A three-month consultation, in which people were asked how to make the best use of the congested London to Brighton railway line, is ending.
The axing of the Gatwick Express was announced in February
The Department for Transport has put forward four options designed to reduce overcrowding and improve journeys for the majority of passengers.
It follows the announcement in February that the non-stop Gatwick Express from the airport to London was to be axed.
But three of the options would allow a modified non-stop service to continue.
The changes to timetables and rolling stock would allow commuters to use the trains as well as airport travellers.
Airlines and the Gatwick Airport operator, BAA, as well as business leaders in Crawley, have argued strongly in favour of keeping the Gatwick Express.

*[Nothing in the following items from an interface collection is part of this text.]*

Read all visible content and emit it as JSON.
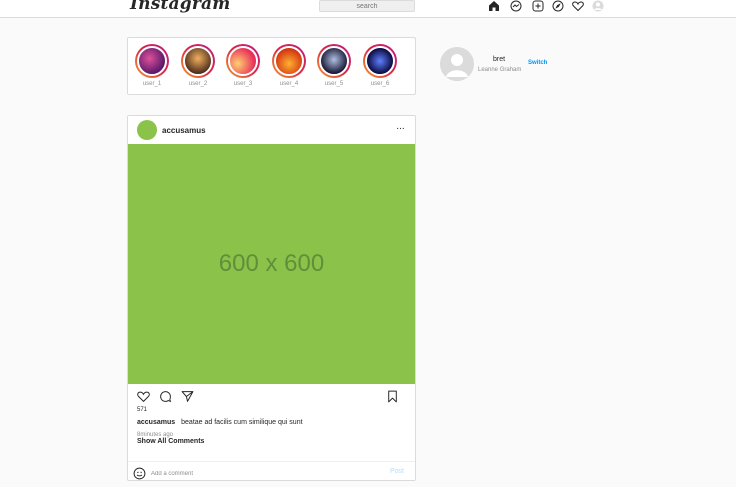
{
  "nav": {
    "logo": "Instagram",
    "search_placeholder": "search",
    "icons": [
      "home-icon",
      "messenger-icon",
      "new-post-icon",
      "explore-icon",
      "activity-heart-icon",
      "profile-avatar-icon"
    ]
  },
  "stories": [
    {
      "label": "user_1"
    },
    {
      "label": "user_2"
    },
    {
      "label": "user_3"
    },
    {
      "label": "user_4"
    },
    {
      "label": "user_5"
    },
    {
      "label": "user_6"
    }
  ],
  "sidebar": {
    "username": "bret",
    "name": "Leanne Graham",
    "switch_label": "Switch"
  },
  "post": {
    "username": "accusamus",
    "more_label": "···",
    "image_placeholder": "600 x 600",
    "likes": "571",
    "caption_user": "accusamus",
    "caption_text": "beatae ad facilis cum similique qui sunt",
    "time": "8minutes ago",
    "show_all": "Show All Comments",
    "comment_placeholder": "Add a comment",
    "post_button": "Post"
  },
  "colors": {
    "accent": "#0095f6",
    "post_button_disabled": "#b2dffc",
    "image_placeholder_bg": "#8bc34a"
  }
}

"Airline passengers need a dedicated non-stop service which is capable of taking large amounts of baggage," said BAA managing director Paul Griffiths.
"We recognise that commuters have got to have enough space and capacity but we believe the two can co-exist."
The other option would halt the non-stop service, replacing it with a semi-fast service calling at Redhill, East Croydon and Clapham Junction.
Passenger Focus wants to see the end of the Gatwick Express
Under this option there would be a further six trains per hour from Brighton to London Victoria, which would also call at Gatwick.
Rail consumer watchdog Passenger Focus said this option would benefit the majority of travellers.
"We do not like having to make trade-offs between the reasonable needs of different groups of passengers," said spokeswoman Sharon Hedges.
"However, the tremendous pressures on this busy commuter route mean it is essential that something is done now."
The Gatwick Express currently runs four trains per hour each way between Victoria and the airport, with the journey taking 30 minutes.
Research by the Stategic Rail Authority showed its trains are often only half-full while London to Brighton services are regularly 30% over capacity.